■ **WHAT YOU NEED TO DO**: Write only the count of lines that hold the word "sidebar" in the listing.

■ **DATA EXTRACT**:
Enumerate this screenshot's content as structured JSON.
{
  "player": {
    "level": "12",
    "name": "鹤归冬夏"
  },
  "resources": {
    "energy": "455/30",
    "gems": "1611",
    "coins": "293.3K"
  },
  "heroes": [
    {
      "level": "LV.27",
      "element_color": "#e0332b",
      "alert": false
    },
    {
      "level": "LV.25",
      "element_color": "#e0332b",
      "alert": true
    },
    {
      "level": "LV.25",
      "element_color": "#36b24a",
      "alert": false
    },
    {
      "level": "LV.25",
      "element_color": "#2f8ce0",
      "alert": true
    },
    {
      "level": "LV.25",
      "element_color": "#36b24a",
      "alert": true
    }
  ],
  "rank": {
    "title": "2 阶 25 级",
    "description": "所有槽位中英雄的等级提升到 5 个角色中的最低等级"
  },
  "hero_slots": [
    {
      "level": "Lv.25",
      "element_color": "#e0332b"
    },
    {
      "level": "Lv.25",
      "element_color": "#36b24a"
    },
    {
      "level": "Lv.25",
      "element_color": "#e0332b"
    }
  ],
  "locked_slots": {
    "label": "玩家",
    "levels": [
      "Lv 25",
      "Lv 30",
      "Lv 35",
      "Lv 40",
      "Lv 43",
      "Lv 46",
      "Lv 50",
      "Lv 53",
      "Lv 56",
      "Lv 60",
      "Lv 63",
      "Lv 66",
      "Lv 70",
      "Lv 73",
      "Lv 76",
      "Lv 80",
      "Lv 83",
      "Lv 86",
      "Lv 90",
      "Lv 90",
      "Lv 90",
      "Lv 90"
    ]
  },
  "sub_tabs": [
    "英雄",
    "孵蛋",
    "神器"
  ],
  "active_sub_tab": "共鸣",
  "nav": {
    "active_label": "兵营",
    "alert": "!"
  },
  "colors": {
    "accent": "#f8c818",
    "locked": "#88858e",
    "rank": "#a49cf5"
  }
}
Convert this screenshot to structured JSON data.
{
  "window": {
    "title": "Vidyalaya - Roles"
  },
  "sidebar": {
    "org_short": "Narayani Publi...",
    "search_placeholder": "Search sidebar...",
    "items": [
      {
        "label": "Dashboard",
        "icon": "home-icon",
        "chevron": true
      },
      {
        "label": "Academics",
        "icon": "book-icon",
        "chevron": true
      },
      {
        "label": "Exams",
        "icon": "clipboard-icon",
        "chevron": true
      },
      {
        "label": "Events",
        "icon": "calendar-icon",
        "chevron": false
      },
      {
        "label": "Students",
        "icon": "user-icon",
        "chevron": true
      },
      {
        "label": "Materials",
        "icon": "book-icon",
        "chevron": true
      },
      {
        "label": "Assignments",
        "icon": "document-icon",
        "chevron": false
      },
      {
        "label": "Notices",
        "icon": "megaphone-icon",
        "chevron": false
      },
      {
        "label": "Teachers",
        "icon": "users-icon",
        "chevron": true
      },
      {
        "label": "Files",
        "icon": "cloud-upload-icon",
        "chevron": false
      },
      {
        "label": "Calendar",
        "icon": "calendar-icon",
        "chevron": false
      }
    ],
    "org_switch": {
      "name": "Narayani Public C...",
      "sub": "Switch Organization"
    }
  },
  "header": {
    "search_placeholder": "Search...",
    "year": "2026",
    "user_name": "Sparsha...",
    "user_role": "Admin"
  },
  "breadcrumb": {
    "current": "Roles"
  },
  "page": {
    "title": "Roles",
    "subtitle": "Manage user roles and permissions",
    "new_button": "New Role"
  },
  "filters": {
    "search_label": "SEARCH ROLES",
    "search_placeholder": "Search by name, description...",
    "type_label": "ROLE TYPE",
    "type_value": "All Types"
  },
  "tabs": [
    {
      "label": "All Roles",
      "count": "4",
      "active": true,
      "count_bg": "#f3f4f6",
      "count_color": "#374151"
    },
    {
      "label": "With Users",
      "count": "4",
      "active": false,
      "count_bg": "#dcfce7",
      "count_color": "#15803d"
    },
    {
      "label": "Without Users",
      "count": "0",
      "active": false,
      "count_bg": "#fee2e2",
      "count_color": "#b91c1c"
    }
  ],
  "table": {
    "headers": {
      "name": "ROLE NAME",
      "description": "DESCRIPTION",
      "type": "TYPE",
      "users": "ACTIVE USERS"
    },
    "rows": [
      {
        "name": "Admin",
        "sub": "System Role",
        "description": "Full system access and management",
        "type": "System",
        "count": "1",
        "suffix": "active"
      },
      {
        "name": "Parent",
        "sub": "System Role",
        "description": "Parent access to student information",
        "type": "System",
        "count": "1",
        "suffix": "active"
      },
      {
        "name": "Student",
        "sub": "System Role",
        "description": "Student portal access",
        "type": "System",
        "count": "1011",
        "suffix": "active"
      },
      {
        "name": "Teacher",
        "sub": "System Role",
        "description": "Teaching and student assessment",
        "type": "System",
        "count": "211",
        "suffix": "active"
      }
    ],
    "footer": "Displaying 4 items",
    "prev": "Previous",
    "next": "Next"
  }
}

■ **SOLUTION TO THIS TASK**: 2